Dataset rows for apps and sites:
*** Begin section ***
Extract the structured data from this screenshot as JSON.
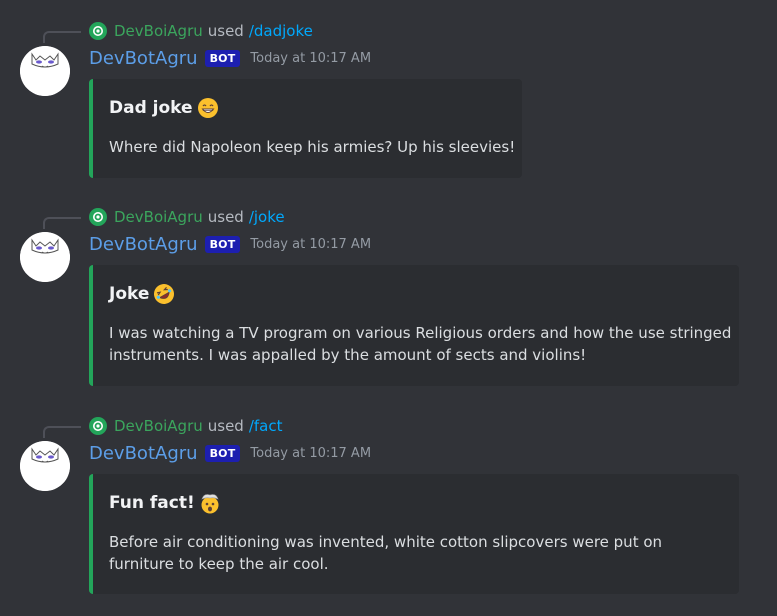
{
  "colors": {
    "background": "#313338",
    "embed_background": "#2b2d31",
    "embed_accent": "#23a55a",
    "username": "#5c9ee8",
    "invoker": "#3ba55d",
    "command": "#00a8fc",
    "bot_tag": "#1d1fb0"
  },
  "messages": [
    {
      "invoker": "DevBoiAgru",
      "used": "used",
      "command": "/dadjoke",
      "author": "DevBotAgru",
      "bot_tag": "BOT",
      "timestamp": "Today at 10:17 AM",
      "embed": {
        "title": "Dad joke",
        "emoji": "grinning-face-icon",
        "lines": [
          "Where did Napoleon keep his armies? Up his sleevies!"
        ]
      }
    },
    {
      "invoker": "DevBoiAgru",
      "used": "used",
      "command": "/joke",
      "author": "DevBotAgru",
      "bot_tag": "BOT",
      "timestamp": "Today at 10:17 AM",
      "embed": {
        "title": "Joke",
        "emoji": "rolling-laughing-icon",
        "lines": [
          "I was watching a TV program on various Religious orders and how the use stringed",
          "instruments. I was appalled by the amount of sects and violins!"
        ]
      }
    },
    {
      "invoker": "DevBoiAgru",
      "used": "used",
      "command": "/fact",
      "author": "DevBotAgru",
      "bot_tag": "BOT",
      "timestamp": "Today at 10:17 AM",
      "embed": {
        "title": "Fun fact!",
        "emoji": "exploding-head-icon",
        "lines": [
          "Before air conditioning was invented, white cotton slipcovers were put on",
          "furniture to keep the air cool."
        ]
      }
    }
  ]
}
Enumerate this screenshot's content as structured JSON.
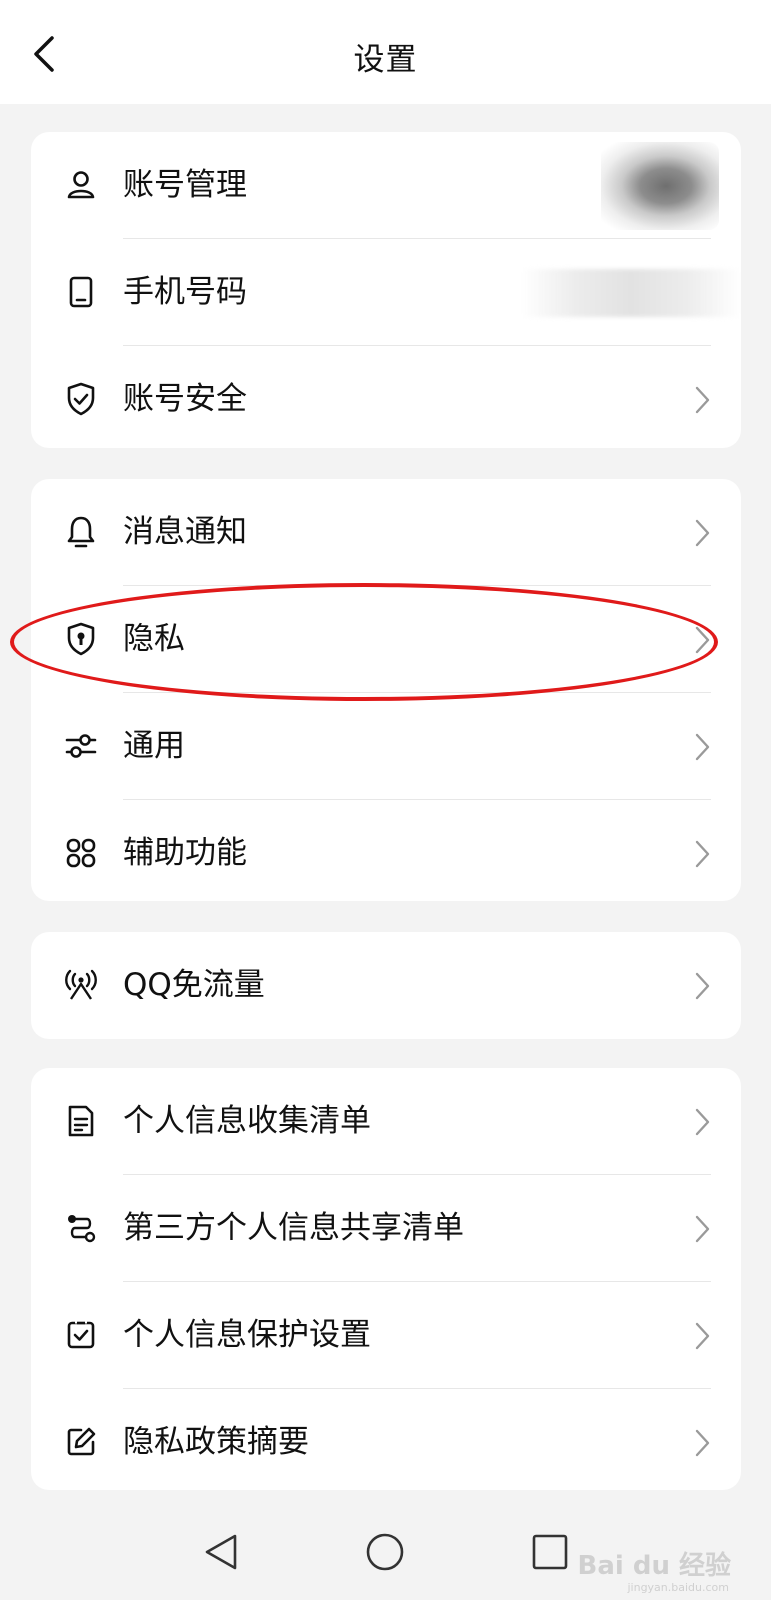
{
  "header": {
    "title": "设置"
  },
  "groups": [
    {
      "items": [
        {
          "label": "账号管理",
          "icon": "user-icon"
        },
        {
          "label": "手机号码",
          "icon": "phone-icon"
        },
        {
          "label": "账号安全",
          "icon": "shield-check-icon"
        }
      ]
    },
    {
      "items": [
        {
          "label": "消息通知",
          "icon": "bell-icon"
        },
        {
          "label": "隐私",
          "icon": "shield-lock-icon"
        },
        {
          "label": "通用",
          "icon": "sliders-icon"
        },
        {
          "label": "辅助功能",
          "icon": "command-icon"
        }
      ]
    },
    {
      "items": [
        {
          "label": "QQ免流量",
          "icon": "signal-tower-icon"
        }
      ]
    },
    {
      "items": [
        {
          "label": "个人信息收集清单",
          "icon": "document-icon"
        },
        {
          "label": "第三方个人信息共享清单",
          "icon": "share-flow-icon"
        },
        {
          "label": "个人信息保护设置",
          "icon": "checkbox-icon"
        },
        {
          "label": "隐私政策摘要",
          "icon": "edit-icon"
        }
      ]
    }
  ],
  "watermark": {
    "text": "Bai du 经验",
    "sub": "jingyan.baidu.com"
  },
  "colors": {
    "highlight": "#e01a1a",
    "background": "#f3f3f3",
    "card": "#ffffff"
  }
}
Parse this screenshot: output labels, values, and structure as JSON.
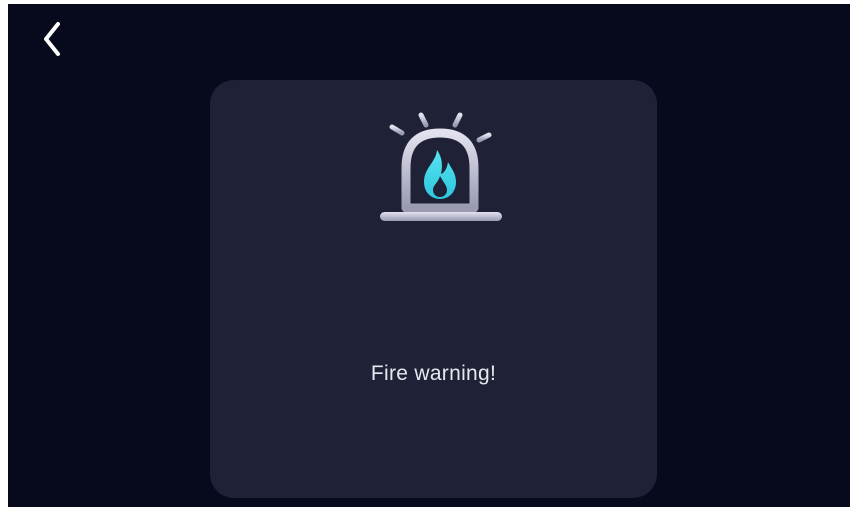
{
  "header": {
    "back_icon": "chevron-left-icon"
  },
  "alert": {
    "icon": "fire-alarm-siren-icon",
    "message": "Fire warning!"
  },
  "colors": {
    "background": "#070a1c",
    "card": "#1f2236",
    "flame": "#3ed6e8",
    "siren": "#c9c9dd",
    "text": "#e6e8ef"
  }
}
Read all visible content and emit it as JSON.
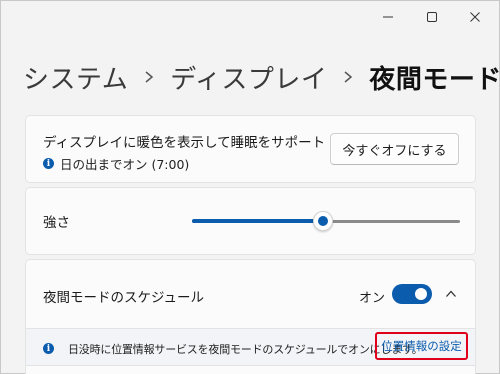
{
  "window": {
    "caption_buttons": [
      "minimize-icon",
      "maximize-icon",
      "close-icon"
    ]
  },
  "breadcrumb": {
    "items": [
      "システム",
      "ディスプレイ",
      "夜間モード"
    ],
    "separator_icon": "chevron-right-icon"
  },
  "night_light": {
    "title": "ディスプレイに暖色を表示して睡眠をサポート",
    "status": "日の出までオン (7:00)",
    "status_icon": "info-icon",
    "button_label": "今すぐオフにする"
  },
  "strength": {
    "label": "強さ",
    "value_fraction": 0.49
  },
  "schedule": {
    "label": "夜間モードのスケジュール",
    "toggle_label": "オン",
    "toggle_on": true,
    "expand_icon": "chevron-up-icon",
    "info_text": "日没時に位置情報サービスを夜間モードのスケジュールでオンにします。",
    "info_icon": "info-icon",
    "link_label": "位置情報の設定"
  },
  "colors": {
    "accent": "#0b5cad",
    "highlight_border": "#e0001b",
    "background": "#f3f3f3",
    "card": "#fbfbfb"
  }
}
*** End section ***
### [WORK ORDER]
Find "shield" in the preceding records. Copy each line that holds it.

### [RESPONSE BELOW]
          "icon": "shield-check-icon"
          "icon": "shield-lock-icon"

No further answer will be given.